COVID-19 Stimulus Checks: How to Return if the IRS Sent a Stimulus Check to a Deceased Individual
The Coronavirus Aid, Relief and Economic Security (CARES) Act provided for cash rebates to certain qualifying Americans. The IRS started sending out stimulus checks in mid-April and did not have safeguards in place to prevent sending checks to those who had recently passed away. While both President Trump and Secretary of the Treasury Steve Mnuchin had publicly stated the IRS would be requesting the checks issued to decedents to be returned, the IRS did not issue guidance until recently on how to return such checks. The information below comes from the IRS Economic Impact Payment Information Center.
If you received a paper stimulus check on behalf of a deceased individual:
- Write “Void” in the endorsement section on the back of the check.
- Mail the voided Treasury check immediately to the appropriate IRS location. Click here for the IRS mailing addresses to use based on the state.
- Don’t staple, bend, or paper clip the check.
- Include a note stating the reason for returning the check.
If you received a paper stimulus check and have cashed it or if the payment was a direct deposit:
- Submit a personal check, money order, etc., immediately to the appropriate IRS location listed below.
- Write on the check/money order made payable to “U.S. Treasury” and write 2020 EIP, and the taxpayer identification number (social security number, or individual taxpayer identification number) of the recipient of the check.
- Include a brief explanation of the reason for returning the EIP.
While guidance has been issued as to how to return these checks, the IRS has not publicly laid out consequences for not returning a decedent’s stimulus check.
If you have questions about the above information, FMJ’s Trusts & Estates attorneys can help.

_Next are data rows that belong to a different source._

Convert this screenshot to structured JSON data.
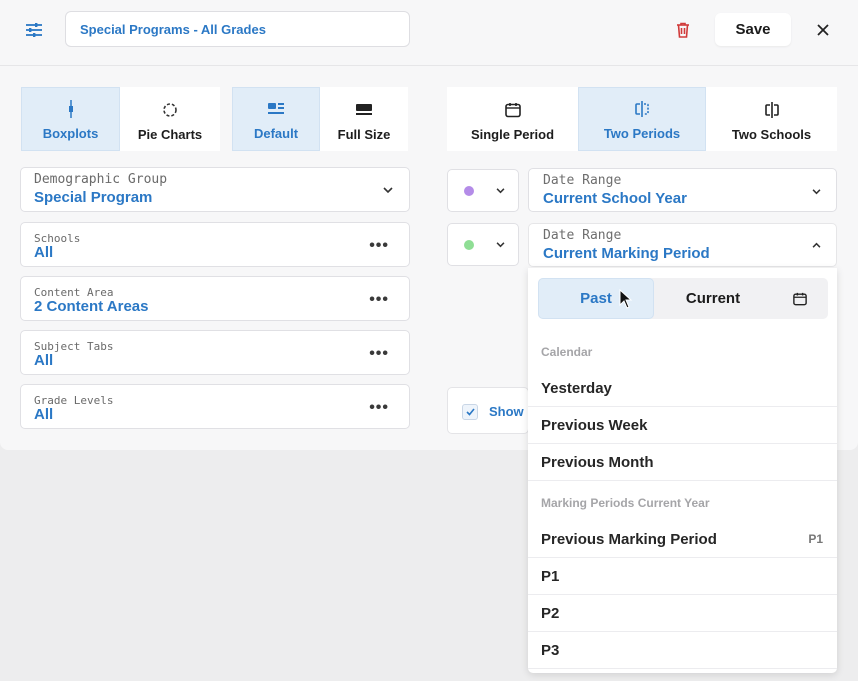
{
  "header": {
    "filter_icon": "sliders-icon",
    "title_value": "Special Programs - All Grades",
    "delete_icon": "trash-icon",
    "save_label": "Save",
    "close_icon": "close-icon"
  },
  "chart_type": {
    "boxplots": "Boxplots",
    "pie_charts": "Pie Charts",
    "selected": "Boxplots"
  },
  "size_mode": {
    "default": "Default",
    "full_size": "Full Size",
    "selected": "Default"
  },
  "comparison": {
    "single_period": "Single Period",
    "two_periods": "Two Periods",
    "two_schools": "Two Schools",
    "selected": "Two Periods"
  },
  "filters": {
    "demographic": {
      "label": "Demographic Group",
      "value": "Special Program"
    },
    "schools": {
      "label": "Schools",
      "value": "All"
    },
    "content_area": {
      "label": "Content Area",
      "value": "2 Content Areas"
    },
    "subject_tabs": {
      "label": "Subject Tabs",
      "value": "All"
    },
    "grade_levels": {
      "label": "Grade Levels",
      "value": "All"
    }
  },
  "periods": {
    "first": {
      "color": "#b48ce8",
      "label": "Date Range",
      "value": "Current School Year"
    },
    "second": {
      "color": "#8fde95",
      "label": "Date Range",
      "value": "Current Marking Period"
    }
  },
  "show_option": {
    "label": "Show",
    "checked": true
  },
  "date_menu": {
    "tabs": [
      "Past",
      "Current"
    ],
    "selected_tab": "Past",
    "calendar_icon": "calendar-icon",
    "section_calendar": "Calendar",
    "calendar_items": [
      "Yesterday",
      "Previous Week",
      "Previous Month"
    ],
    "section_marking": "Marking Periods Current Year",
    "marking_items": [
      {
        "label": "Previous Marking Period",
        "tag": "P1"
      },
      {
        "label": "P1",
        "tag": ""
      },
      {
        "label": "P2",
        "tag": ""
      },
      {
        "label": "P3",
        "tag": ""
      }
    ]
  },
  "colors": {
    "accent": "#2b78c5",
    "active_bg": "#e1edf8",
    "delete": "#d13b3b"
  }
}
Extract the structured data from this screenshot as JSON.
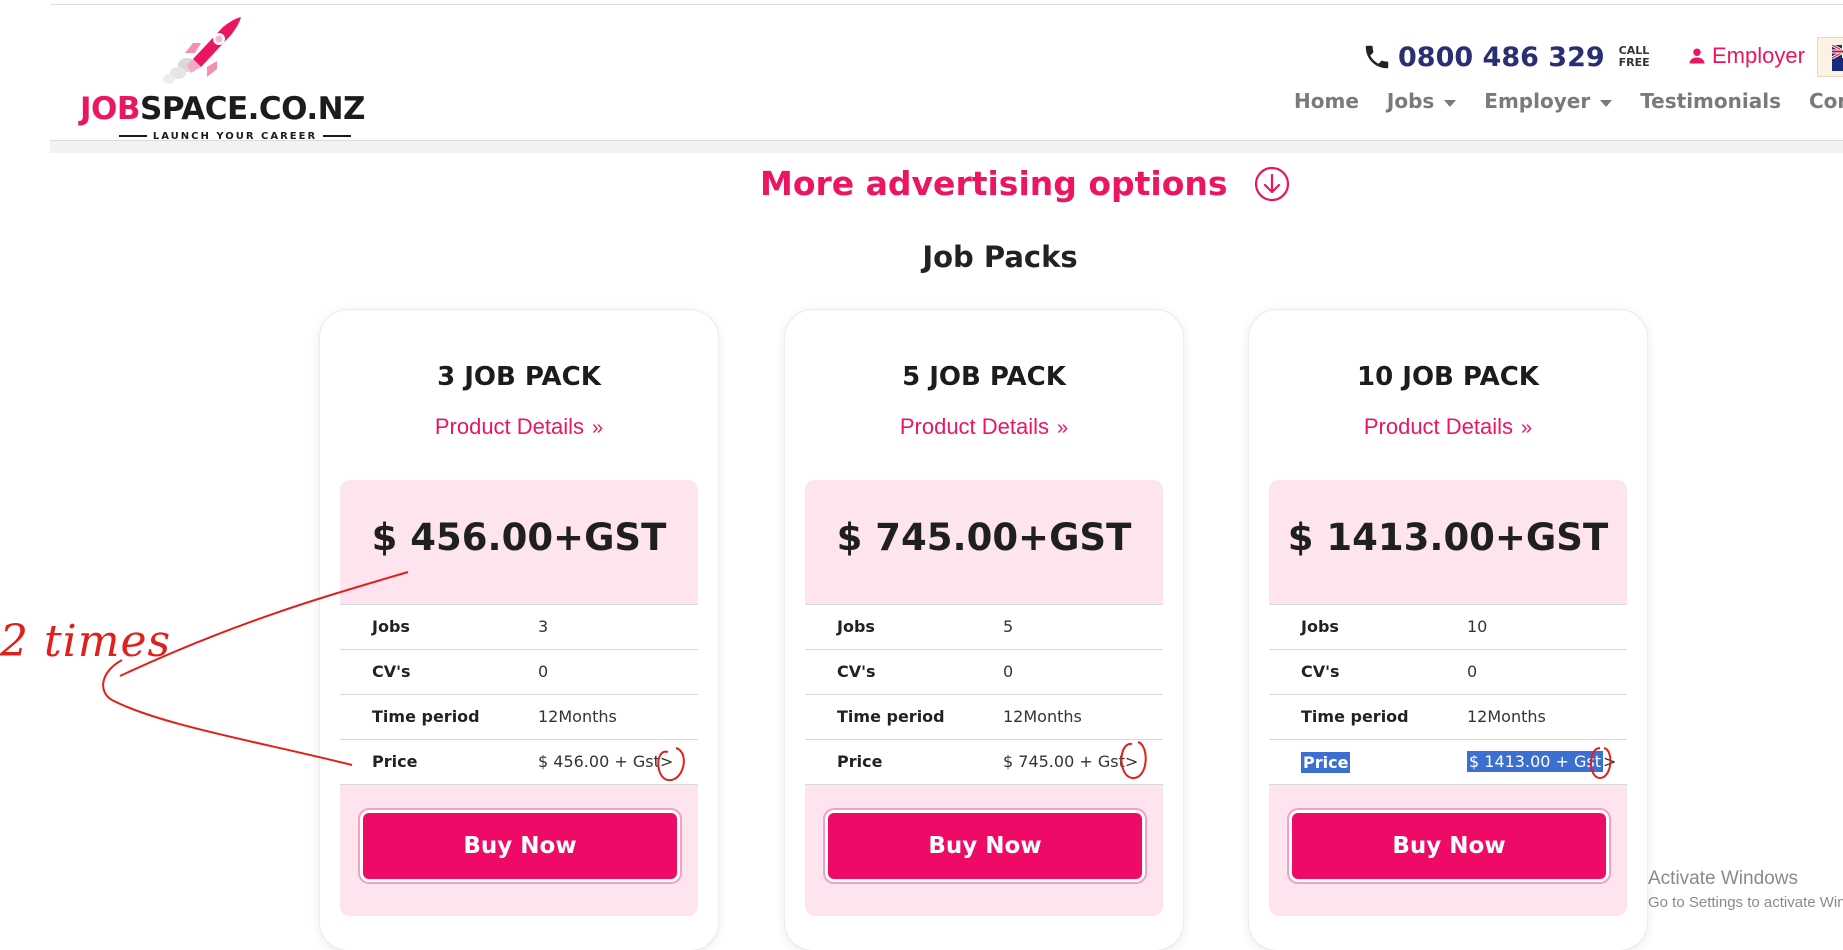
{
  "header": {
    "logo": {
      "brand_pink": "JOB",
      "brand_dark": "SPACE.CO.NZ",
      "tagline": "LAUNCH YOUR CAREER"
    },
    "phone": {
      "number": "0800 486 329",
      "call_free": "CALL FREE"
    },
    "employer_label": "Employer",
    "nav": [
      {
        "label": "Home",
        "dropdown": false
      },
      {
        "label": "Jobs",
        "dropdown": true
      },
      {
        "label": "Employer",
        "dropdown": true
      },
      {
        "label": "Testimonials",
        "dropdown": false
      },
      {
        "label": "Contact Us",
        "dropdown": false
      }
    ]
  },
  "main": {
    "more_options": "More advertising options",
    "section_title": "Job Packs",
    "details_label": "Product Details",
    "buy_label": "Buy Now",
    "row_labels": {
      "jobs": "Jobs",
      "cvs": "CV's",
      "time": "Time period",
      "price": "Price"
    },
    "packs": [
      {
        "title": "3 JOB PACK",
        "price": "$ 456.00+GST",
        "jobs": "3",
        "cvs": "0",
        "time": "12Months",
        "price_row": "$ 456.00 + Gst"
      },
      {
        "title": "5 JOB PACK",
        "price": "$ 745.00+GST",
        "jobs": "5",
        "cvs": "0",
        "time": "12Months",
        "price_row": "$ 745.00 + Gst"
      },
      {
        "title": "10 JOB PACK",
        "price": "$ 1413.00+GST",
        "jobs": "10",
        "cvs": "0",
        "time": "12Months",
        "price_row": "$ 1413.00 + Gst"
      }
    ]
  },
  "annotation": {
    "text": "2 times",
    "color": "#e0201c"
  },
  "watermark": {
    "line1": "Activate Windows",
    "line2": "Go to Settings to activate Windows."
  },
  "colors": {
    "brand_pink": "#ec1561",
    "brand_navy": "#2a2e72",
    "card_body": "#fde4ee",
    "button": "#ef0a68"
  }
}
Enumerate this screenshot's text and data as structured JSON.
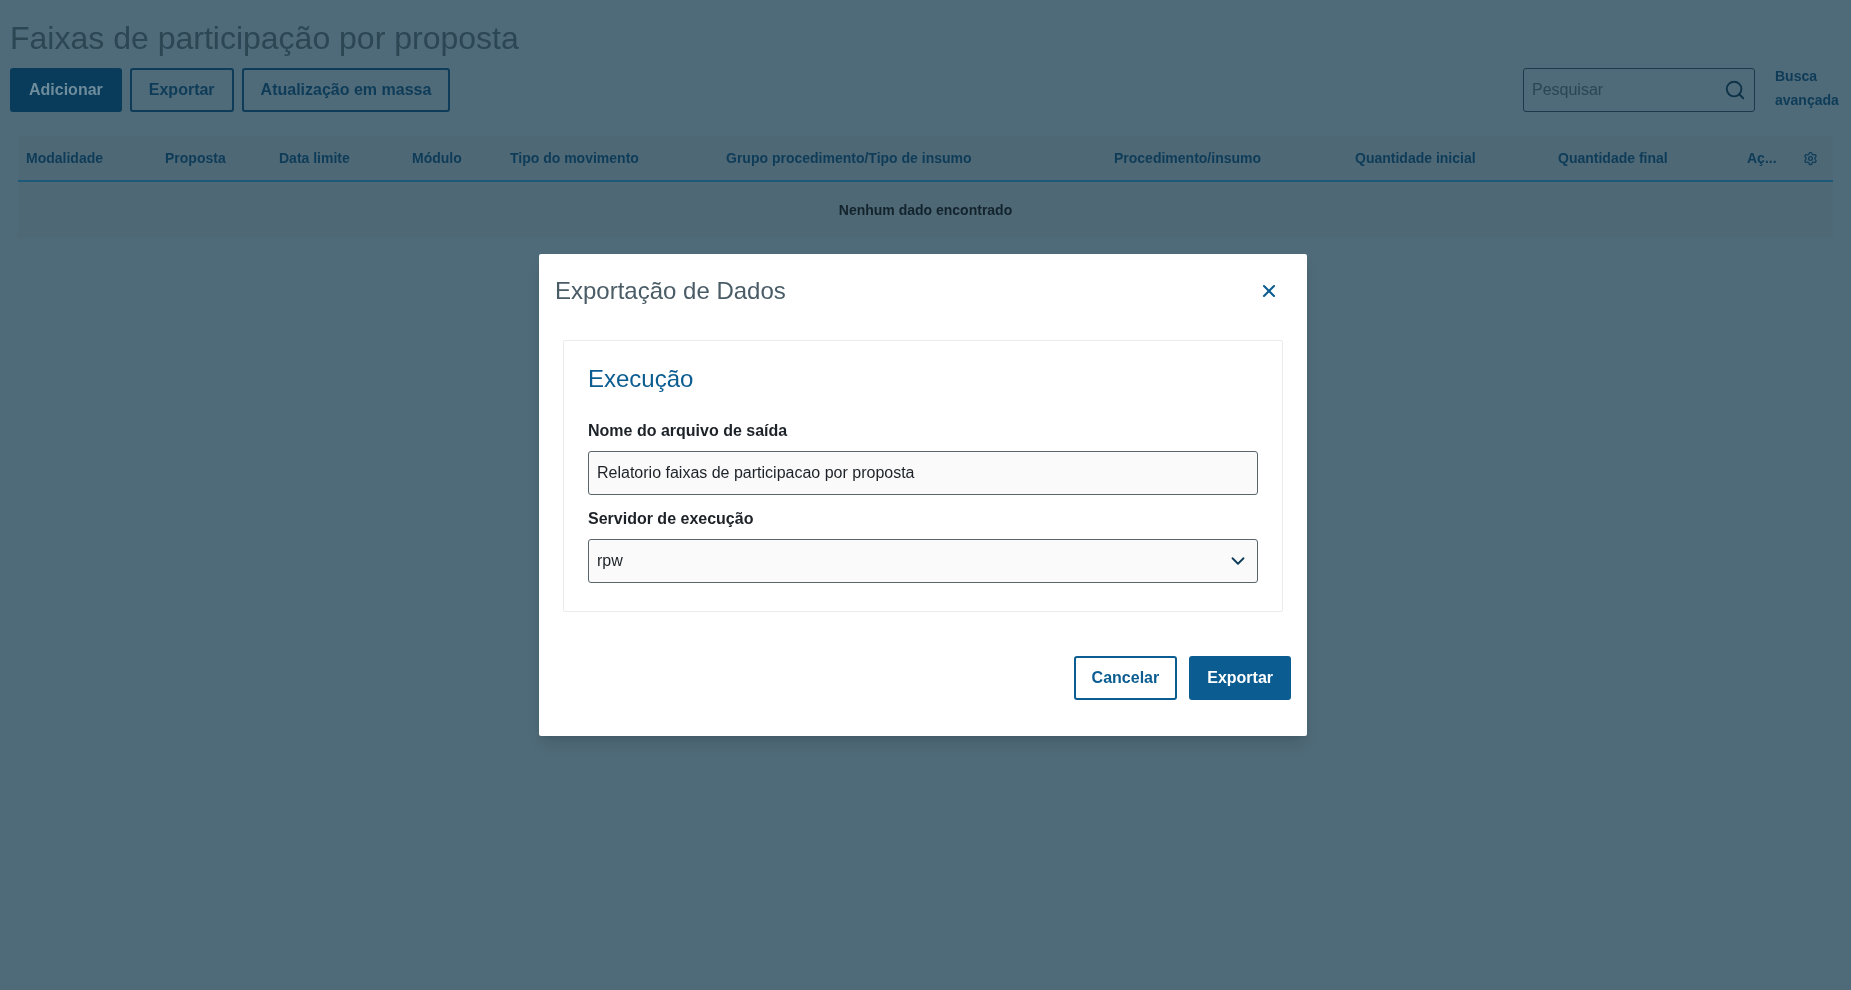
{
  "page": {
    "title": "Faixas de participação por proposta"
  },
  "toolbar": {
    "buttons": [
      {
        "label": "Adicionar",
        "kind": "primary"
      },
      {
        "label": "Exportar",
        "kind": "secondary"
      },
      {
        "label": "Atualização em massa",
        "kind": "secondary"
      }
    ],
    "search": {
      "placeholder": "Pesquisar"
    },
    "advanced_search": "Busca avançada"
  },
  "table": {
    "columns": [
      "Modalidade",
      "Proposta",
      "Data limite",
      "Módulo",
      "Tipo do movimento",
      "Grupo procedimento/Tipo de insumo",
      "Procedimento/insumo",
      "Quantidade inicial",
      "Quantidade final",
      "Aç..."
    ],
    "empty_message": "Nenhum dado encontrado"
  },
  "dialog": {
    "title": "Exportação de Dados",
    "section_title": "Execução",
    "fields": [
      {
        "label": "Nome do arquivo de saída",
        "kind": "text",
        "value": "Relatorio faixas de participacao por proposta"
      },
      {
        "label": "Servidor de execução",
        "kind": "select",
        "value": "rpw"
      }
    ],
    "buttons": [
      {
        "label": "Cancelar",
        "kind": "secondary"
      },
      {
        "label": "Exportar",
        "kind": "primary"
      }
    ]
  }
}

They can be reached by emailing email@example.com, calling 952-995-9500, or reaching out to the individual attorneys via their email address provided below. For more information on estate planning during the COVID-19 crisis, click here.
FMJ’s Trusts & Estates group consists of David Ness (firstname.lastname@example.org), Karen Schlotthauer (email@example.com), Matthew Jensen (firstname.lastname@example.org), and Nicole Flaherty Cropper (email@example.com)